Stafford County supervisors voted 5-2 Tuesday to indefinitely suspend a proposal to rename portions of Jefferson Davis Highway after a Virginia State Police trooper who was killed along the road 23 years ago while on duty.
“If it ever wants to come back, it’ll need a majority on the board to have it come back,” said Supervisor Mark Dudenhefer, who moved to shelve the proposal.
The vote Tuesday leaves in place an earlier decision by supervisors to rename U.S. 1 in the county Richmond Highway. And it means Stafford will not be affected by a new law that requires any section of the road in Virginia named for the Confederate president as of Jan. 1 to be renamed Emancipation Highway.
On March 16, Supervisor Crystal Vanuch introduced the idea to rename portions of U.S. 1 after Jessica Cheney, a Virginia State Police trooper. Cheney was fatally struck by a vehicle while assisting at an accident scene along the highway on Jan. 17, 1998. The overpass over Interstate 95 on Garrisonville Road already bears her name.

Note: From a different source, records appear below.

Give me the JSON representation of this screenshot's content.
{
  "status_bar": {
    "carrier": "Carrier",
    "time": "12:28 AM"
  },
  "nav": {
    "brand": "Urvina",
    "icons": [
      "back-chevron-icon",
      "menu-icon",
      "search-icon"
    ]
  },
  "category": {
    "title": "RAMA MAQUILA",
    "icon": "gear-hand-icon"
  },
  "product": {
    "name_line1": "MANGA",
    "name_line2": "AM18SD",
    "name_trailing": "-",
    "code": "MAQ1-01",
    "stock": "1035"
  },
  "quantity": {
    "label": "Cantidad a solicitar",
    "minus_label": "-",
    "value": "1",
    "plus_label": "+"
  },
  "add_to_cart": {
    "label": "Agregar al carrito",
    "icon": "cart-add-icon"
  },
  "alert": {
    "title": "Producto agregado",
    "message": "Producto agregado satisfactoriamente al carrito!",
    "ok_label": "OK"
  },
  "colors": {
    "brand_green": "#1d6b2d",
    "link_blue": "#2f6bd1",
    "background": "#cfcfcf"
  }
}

Vanuch’s suggestion came as a surprise to the majority of supervisors, who had voted unanimously Dec. 15 to rename the roadway Richmond Highway. Dudenhefer said he thought Vanuch’s proposal would divide the community, and both the Stafford chapter of the NAACP and the county’s newly formed multicultural citizen’s commission opposed the idea.
Vanuch and Supervisor Meg Bohmke were the only two board members to support the proposal. Bohmke asked County Attorney Rysheda McClendon whether tabling the latest proposal would effectively approve the Richmond Highway resolution.
McClendon told supervisors that the resolution was “still good, and had not yet been rescinded,” and was on its way to the Commonwealth Transportation Board.
“It already is active; it’s not dead,” said Dudenhefer. “My motion was, and I’ll repeat it for the fifth time, is to lay this [Cheney proposal] on the table.”
During Tuesday’s public hearing that led up to the vote, several residents spoke about renaming the roadway after Cheney.
Stafford businessman Vernon Green criticized the board for not seeking input from its Diversity Advisory Coalition, which supervisors had created in September “to provide ideas to [supervisors] for issues of this exact nature.”
Green had suggested creating the panel amid anti-police protests in the Fredericksburg region and across the country after the death of George Floyd in Minneapolis last May.
“Unfortunately, they were not utilized in this process,” said Green. “And when they were called upon to speak, they were silenced by a member of the board, threatened by a member of the Board of Supervisors for doing the job the committee was created to do. The abuse of power and political tactics to skirt proper process should not be tolerated by [supervisors] or by the community of Stafford County.”
Green declined to identify the supervisor who made the remarks, and none of the supervisors responded to the allegation.
Late last month, the coalition sent a letter to supervisors requesting that they consider Emancipation Highway or Richmond Highway as names for the highway, instead of Cheney’s.
“The outcome may be a matter of concern for our minority community here in Stafford,” said Sheriff Shehata, chair of the coalition.
Bill Johnson-Miles of Stafford told supervisors that he would like to see the road named Emancipation Highway, in line with a bill sponsored by Del. Josh Cole, D-Fredericksburg, whose district includes part of Stafford. Cole’s bill, which the General Assembly approved, authorizes changing the name of any part of U.S. 1 still named for Davis to Emancipation Highway, as of Jan. 1.
Richmond and some Northern Virginia localities have already renamed the road Richmond Highway in their jurisdictions.
“Our representatives in Richmond chose the name Emancipation Highway, a name that does not whitewash history, but instead lifts up freedom, lifts up African Americans,” said Johnson-Miles.
Patrick Maloy of Stafford spoke in support of renaming the highway after the fallen trooper, telling supervisors he hoped the name change would lead his three grandsons to one day ask who Jessica Cheney was.
“To which I will be proud to say that it was a young woman who did not know you or me, but every day was willing, and ultimately did, give her life to serve and protect us,” said Maloy.
James Scott Baron: 540/374-5438